Classical liberals can point to numerous examples of robust economic growth coinciding with low taxes and light-touch regulation: Britain in the 18th and 19th centuries; the US before the 1930s; and more recently Hong Kong since the 1960s. Of course, it must be conceeded that these examples were far from night-watchman states and the role of government remained significant in certain areas. But the general hypothesis that economic liberalisation aids the production of wealth receives further empirical support from the large number of countries that have experienced rapid growth after adopting free-market oriented reforms – from China in the late 1970s to some of the ex-communist nations of central and eastern Europe in the 1990s.
The history and geography of wealth creation is far more problematic for supporters of big government. Yet they often claim empirical support from the economic success of Scandinavia and Sweden in particular. The latter is said to combine a very large state with high levels of prosperity. But unfortunately for social democrats, the economic history of Sweden appears to be far more consistent with the classical liberal analysis than their interpretation.
Sweden enjoyed significant relative economic success in the first half of the 20th century. In this period, Sweden had a very small state by modern standards. In 1937, for example, state spending in Sweden constituted just 16.5% of GDP (see Crafts, 2002), lower than China today, while in the UK it was far higher at 30%. Even in 1960 – just after Sweden had overtaken the UK in GDP per head – state spending in Sweden was still only 31% of GDP – lower than in Britain.
In relative terms, economic growth has been sluggish in Sweden since the early 1970s, since the size of government there had become really huge. For example, per capita GDP in Sweden was 16% higher than the UK in 1980 (and public spending accounted for a mammoth 60% of GDP), but only 3% higher in 2008. Indeed, Sweden suffered a severe fiscal crisis in the early 1990s, so high was the level of state spending, and radical reforms had to be introduced in an attempt to curb the growth of government.

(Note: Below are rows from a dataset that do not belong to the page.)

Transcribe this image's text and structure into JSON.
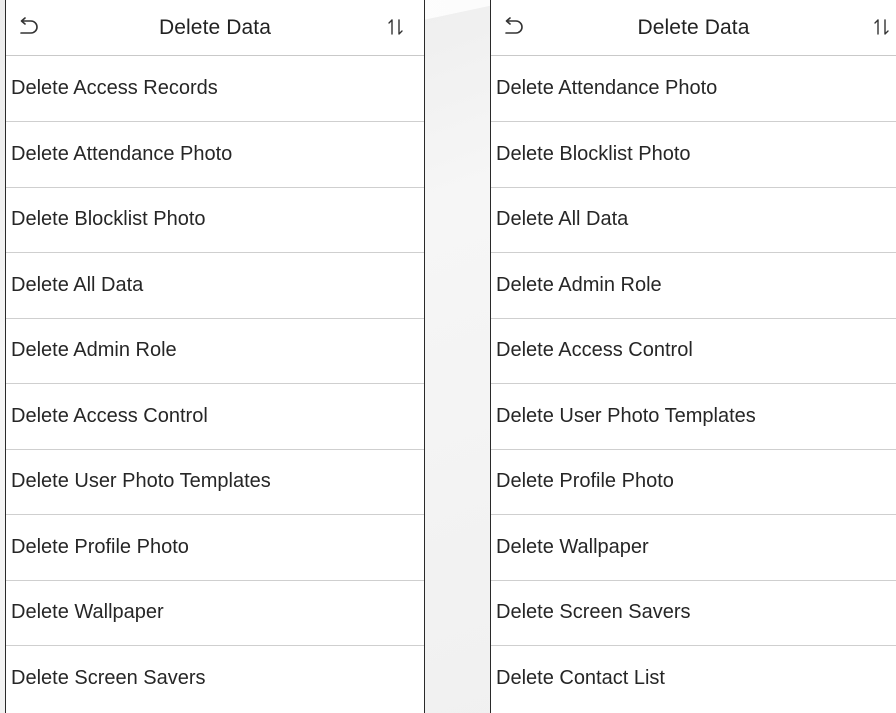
{
  "screens": [
    {
      "title": "Delete Data",
      "back_icon": "back-arrow-icon",
      "sort_icon": "sort-arrows-icon",
      "items": [
        "Delete Access Records",
        "Delete Attendance Photo",
        "Delete Blocklist Photo",
        "Delete All Data",
        "Delete Admin Role",
        "Delete Access Control",
        "Delete User Photo Templates",
        "Delete Profile Photo",
        "Delete Wallpaper",
        "Delete Screen Savers"
      ]
    },
    {
      "title": "Delete Data",
      "back_icon": "back-arrow-icon",
      "sort_icon": "sort-arrows-icon",
      "items": [
        "Delete Attendance Photo",
        "Delete Blocklist Photo",
        "Delete All Data",
        "Delete Admin Role",
        "Delete Access Control",
        "Delete User Photo Templates",
        "Delete Profile Photo",
        "Delete Wallpaper",
        "Delete Screen Savers",
        "Delete Contact List"
      ]
    }
  ],
  "colors": {
    "text": "#262626",
    "divider": "#cfcfcf",
    "panel_bg": "#ffffff",
    "backdrop": "#f3f3f3"
  }
}
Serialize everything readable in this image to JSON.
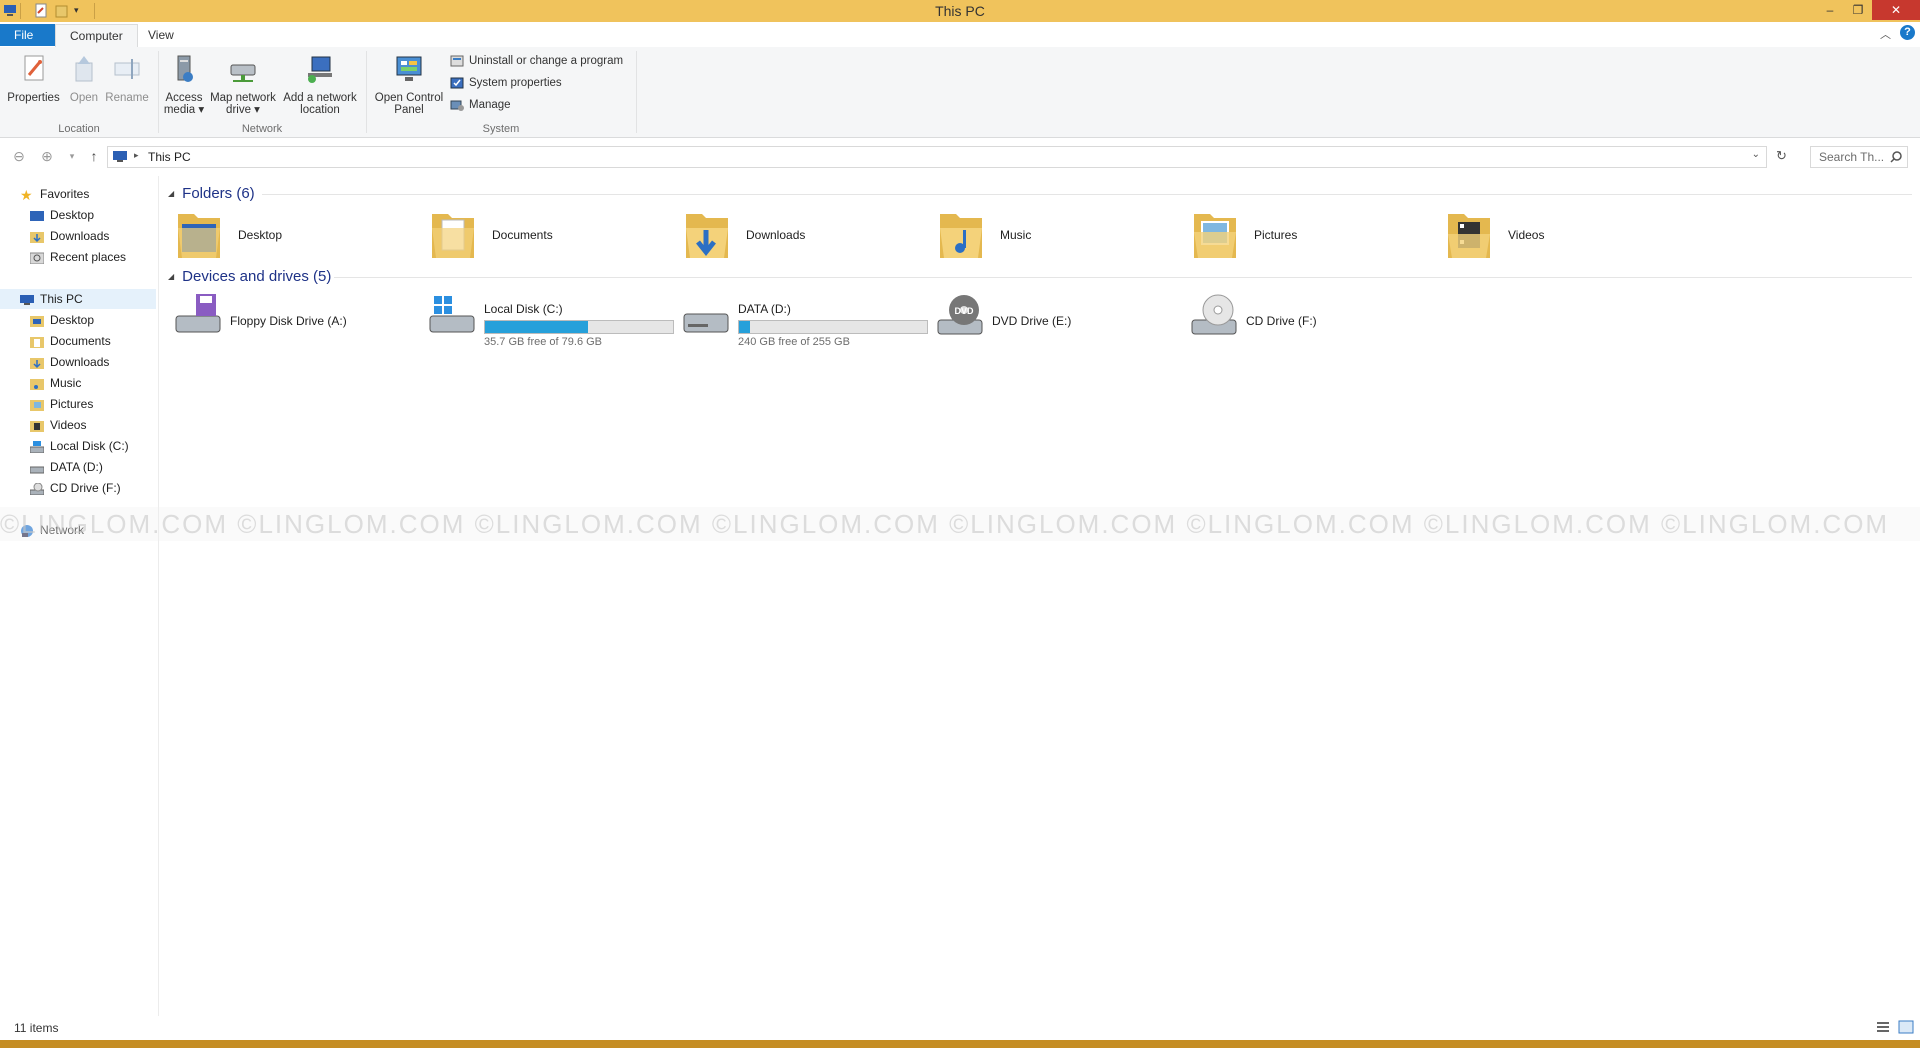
{
  "window": {
    "title": "This PC"
  },
  "tabs": {
    "file": "File",
    "computer": "Computer",
    "view": "View"
  },
  "ribbon": {
    "location": {
      "label": "Location",
      "properties": "Properties",
      "open": "Open",
      "rename": "Rename"
    },
    "network": {
      "label": "Network",
      "access_media_1": "Access",
      "access_media_2": "media",
      "map_drive_1": "Map network",
      "map_drive_2": "drive",
      "add_location_1": "Add a network",
      "add_location_2": "location"
    },
    "system": {
      "label": "System",
      "control_panel_1": "Open Control",
      "control_panel_2": "Panel",
      "uninstall": "Uninstall or change a program",
      "sys_props": "System properties",
      "manage": "Manage"
    }
  },
  "address": {
    "crumb": "This PC",
    "search_placeholder": "Search Th..."
  },
  "nav": {
    "favorites": "Favorites",
    "fav_items": [
      "Desktop",
      "Downloads",
      "Recent places"
    ],
    "this_pc": "This PC",
    "pc_items": [
      "Desktop",
      "Documents",
      "Downloads",
      "Music",
      "Pictures",
      "Videos",
      "Local Disk (C:)",
      "DATA (D:)",
      "CD Drive (F:)"
    ],
    "network": "Network"
  },
  "folders": {
    "heading": "Folders (6)",
    "items": [
      "Desktop",
      "Documents",
      "Downloads",
      "Music",
      "Pictures",
      "Videos"
    ]
  },
  "drives": {
    "heading": "Devices and drives (5)",
    "items": [
      {
        "name": "Floppy Disk Drive (A:)"
      },
      {
        "name": "Local Disk (C:)",
        "free": "35.7 GB free of 79.6 GB",
        "used_fraction": 0.55
      },
      {
        "name": "DATA (D:)",
        "free": "240 GB free of 255 GB",
        "used_fraction": 0.06
      },
      {
        "name": "DVD Drive (E:)",
        "badge": "DVD"
      },
      {
        "name": "CD Drive (F:)"
      }
    ]
  },
  "status": {
    "count": "11 items"
  },
  "watermark": "©LINGLOM.COM   ©LINGLOM.COM   ©LINGLOM.COM   ©LINGLOM.COM   ©LINGLOM.COM   ©LINGLOM.COM   ©LINGLOM.COM   ©LINGLOM.COM",
  "colors": {
    "titlebar": "#f0c35c",
    "accent": "#1979ca",
    "progress": "#26a0da",
    "section": "#1e3287"
  }
}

While one should be cautious about drawing too many conclusions from growth statistics, Sweden’s economic record certainly fails to falsify classical liberal theories on the relationship between government intervention and economic prosperity.
13 January 2011, IEA Blog